### What the exercise asks
State how many lines of the records contain the string "Zant", and give no other information.
<<<<
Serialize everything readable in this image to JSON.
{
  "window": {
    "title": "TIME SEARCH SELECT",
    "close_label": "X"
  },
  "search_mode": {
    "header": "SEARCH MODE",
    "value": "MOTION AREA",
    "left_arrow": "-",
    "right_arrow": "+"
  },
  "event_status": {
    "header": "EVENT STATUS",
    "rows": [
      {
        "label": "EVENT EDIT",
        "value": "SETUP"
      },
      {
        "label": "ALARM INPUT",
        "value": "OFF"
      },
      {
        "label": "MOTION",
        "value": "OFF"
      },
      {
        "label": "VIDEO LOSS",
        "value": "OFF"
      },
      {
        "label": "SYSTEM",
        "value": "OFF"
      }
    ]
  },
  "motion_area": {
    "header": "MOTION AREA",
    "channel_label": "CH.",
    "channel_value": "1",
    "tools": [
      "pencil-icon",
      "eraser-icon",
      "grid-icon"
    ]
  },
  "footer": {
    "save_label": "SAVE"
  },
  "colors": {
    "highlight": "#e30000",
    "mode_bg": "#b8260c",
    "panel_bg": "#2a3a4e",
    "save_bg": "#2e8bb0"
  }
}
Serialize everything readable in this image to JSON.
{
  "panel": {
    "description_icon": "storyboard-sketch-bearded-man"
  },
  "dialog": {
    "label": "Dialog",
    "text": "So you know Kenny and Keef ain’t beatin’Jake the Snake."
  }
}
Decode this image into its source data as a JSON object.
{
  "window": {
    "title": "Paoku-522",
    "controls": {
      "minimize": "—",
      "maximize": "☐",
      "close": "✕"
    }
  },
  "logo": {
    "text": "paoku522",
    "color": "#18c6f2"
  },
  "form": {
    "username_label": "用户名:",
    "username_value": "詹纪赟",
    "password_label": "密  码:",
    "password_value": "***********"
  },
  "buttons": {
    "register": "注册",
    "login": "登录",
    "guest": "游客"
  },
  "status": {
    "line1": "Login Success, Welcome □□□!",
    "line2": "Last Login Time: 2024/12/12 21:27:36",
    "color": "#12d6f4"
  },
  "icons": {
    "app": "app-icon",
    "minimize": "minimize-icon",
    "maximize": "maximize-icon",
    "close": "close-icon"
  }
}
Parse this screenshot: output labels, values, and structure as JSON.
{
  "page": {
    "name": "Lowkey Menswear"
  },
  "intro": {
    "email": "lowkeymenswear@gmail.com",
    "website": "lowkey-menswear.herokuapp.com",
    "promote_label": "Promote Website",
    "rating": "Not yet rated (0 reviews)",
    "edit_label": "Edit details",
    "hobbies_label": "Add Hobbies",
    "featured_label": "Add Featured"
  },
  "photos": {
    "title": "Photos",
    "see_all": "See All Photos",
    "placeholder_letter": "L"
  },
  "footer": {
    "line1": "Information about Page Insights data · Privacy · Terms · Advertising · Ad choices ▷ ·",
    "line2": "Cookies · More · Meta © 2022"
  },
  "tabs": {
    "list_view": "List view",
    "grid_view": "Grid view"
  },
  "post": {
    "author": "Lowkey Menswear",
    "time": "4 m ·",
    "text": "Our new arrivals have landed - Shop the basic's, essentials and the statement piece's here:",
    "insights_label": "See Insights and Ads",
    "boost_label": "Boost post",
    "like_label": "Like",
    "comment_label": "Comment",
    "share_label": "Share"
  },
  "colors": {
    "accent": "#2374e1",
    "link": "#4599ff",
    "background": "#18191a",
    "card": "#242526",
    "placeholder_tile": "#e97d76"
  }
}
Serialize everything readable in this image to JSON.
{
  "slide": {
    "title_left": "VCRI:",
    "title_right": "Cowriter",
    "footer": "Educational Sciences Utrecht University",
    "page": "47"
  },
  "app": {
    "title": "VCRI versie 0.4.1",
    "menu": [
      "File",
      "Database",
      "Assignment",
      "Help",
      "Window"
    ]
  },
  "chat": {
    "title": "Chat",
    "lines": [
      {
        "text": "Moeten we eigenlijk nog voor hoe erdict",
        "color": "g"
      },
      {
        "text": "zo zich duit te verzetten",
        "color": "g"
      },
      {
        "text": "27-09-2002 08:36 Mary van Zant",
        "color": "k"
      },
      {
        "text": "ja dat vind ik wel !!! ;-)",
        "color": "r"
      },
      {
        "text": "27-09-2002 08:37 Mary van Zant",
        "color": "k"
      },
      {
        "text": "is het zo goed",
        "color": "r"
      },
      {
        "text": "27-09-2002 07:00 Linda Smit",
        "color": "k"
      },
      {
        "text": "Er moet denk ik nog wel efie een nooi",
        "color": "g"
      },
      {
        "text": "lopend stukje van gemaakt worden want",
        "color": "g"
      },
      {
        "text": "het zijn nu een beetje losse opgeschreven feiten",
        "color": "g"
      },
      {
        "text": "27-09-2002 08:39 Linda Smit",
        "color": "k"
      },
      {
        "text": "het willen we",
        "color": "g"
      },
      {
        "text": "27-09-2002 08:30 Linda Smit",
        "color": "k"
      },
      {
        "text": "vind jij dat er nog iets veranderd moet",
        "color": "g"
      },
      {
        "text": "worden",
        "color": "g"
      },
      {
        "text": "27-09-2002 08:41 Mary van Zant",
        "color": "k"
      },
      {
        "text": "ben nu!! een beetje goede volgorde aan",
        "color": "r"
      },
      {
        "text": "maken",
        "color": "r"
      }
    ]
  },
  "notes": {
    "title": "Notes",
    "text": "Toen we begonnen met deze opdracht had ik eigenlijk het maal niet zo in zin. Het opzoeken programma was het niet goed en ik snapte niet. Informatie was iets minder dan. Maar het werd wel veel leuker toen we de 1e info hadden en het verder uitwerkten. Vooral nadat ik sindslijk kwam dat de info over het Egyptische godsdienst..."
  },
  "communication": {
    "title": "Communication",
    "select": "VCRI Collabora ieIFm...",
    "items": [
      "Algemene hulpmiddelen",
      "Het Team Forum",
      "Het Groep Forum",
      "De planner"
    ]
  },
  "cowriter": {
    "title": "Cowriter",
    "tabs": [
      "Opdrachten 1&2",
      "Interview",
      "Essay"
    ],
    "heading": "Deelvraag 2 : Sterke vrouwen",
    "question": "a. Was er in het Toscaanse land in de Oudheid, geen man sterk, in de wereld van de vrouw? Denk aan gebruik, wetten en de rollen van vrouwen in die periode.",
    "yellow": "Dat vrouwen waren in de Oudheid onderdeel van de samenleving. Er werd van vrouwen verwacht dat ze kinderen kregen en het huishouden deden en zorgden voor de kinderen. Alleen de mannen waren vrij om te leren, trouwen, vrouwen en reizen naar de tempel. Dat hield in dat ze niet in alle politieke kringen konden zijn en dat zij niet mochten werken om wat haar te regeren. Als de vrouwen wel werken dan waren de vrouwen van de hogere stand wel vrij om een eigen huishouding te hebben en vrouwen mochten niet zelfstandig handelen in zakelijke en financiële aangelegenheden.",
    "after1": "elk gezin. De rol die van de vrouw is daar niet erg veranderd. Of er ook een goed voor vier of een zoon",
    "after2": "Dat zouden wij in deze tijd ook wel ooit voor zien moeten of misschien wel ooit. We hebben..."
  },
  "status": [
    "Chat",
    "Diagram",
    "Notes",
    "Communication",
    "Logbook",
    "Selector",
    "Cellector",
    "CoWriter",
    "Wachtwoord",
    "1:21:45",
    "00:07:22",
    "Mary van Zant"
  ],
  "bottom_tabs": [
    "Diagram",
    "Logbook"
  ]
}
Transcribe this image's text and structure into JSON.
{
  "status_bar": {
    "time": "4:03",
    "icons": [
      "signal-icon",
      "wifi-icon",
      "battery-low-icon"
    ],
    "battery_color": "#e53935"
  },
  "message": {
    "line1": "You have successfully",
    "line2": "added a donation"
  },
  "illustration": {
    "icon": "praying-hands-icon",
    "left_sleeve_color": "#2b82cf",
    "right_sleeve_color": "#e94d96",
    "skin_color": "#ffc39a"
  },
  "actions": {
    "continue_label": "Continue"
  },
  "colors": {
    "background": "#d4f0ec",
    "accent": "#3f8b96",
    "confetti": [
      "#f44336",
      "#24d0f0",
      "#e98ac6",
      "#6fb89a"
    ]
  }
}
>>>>
### Reply to the exercise
4